Also, if you happen to have used the password that's been compromised on other online accounts, you should definitely make an effort to change them as well. When a hacker cracks your password on one account, they'll often jump onto other popular online services to see if you have an account with the same password on them as well.
If an account of yours has been compromised, it's worth reporting the incident. So whether it's Twitter, Facebook or any other social network / online account, there's value in informing the service provider. It helps them note when such incidents occur and to identify potential security loopholes. So it's not just a matter of helping yourself, but also helping improve the security for all users.
Look at ways to better secure your account
An account hack is certainly a reminder that there are more ways to secure your account beyond a password. With certain social networks, such as Facebook, you can be sent log-in notifications when someone logs into your account from an unrecognised device. But you can go even further, introducing two-step verification into the mix. This is a feature that's available on numerous social networks, including Facebook, Twitter, and Google+.
It essentially makes it substantially harder for people to hack into your account from an unrecognised device. That's because if they do manage to get in via the usual username and password means, they'll then be taken to a screen that requires a security code; one which is typically sent to an allocated mobile number.
So if someone does try to hack into your account, they won't get beyond that screen unless they also have access to your mobile phone. Otherwise the code will just pop up on your mobile and you'll know someone has attempted, but failed, to access your account. You can then change your password with less fear that they gained access to anything of value within your social media or online account.
Ultimately, if there's anything you can do to better secure your account the second time around to ensure it doesn't happen again, you should consider it.

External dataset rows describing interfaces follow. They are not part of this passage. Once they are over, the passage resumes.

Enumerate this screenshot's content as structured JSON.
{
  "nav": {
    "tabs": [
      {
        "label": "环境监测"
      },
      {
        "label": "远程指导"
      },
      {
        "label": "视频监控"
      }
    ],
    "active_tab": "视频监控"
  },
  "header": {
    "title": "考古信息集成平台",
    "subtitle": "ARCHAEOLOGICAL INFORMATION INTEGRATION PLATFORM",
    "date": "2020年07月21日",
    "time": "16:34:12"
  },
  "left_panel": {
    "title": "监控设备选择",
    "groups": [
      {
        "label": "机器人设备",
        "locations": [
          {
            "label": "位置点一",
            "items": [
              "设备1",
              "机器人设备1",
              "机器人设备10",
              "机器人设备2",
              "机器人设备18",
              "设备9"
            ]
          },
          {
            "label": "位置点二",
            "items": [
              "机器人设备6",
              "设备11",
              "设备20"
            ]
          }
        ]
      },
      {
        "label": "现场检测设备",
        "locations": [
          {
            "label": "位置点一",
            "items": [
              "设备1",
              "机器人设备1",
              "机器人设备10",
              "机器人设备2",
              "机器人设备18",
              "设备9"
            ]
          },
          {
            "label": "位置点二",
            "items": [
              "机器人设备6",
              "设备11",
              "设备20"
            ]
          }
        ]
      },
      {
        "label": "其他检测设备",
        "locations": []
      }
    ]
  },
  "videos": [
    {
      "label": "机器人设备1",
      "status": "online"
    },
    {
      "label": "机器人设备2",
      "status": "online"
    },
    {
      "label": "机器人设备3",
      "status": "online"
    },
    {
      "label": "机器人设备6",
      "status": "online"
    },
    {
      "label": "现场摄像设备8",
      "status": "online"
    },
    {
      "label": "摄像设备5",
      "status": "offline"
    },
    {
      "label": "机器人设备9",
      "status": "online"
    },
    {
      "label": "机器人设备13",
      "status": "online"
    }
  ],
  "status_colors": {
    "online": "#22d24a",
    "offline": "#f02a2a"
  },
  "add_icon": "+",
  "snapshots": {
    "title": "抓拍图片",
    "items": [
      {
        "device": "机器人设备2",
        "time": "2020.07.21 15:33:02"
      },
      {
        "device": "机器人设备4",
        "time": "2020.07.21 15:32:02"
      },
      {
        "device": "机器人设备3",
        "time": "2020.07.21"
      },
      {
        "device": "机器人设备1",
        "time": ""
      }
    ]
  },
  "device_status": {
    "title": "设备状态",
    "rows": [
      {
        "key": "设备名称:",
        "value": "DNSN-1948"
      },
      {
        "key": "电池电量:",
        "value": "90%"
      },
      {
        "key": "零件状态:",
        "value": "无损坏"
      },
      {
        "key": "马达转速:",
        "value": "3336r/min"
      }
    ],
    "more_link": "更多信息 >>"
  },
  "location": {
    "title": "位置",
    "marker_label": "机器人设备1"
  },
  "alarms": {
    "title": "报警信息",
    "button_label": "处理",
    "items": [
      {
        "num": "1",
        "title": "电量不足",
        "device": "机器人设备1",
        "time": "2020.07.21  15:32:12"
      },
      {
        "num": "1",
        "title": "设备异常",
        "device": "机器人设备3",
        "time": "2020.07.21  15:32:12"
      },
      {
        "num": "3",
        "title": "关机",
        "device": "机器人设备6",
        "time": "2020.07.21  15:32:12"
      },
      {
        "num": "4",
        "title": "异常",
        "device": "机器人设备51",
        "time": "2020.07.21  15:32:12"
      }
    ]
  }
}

Margin Media is an inbound marketing company based in Brisbane. We offer a range of digital marketing solutions to help your business increase its website traffic, qualified leads and customer base. To find out more about our services, give us a call on 1300 798 848 or visit our contact page.
* Image source: Cncplayer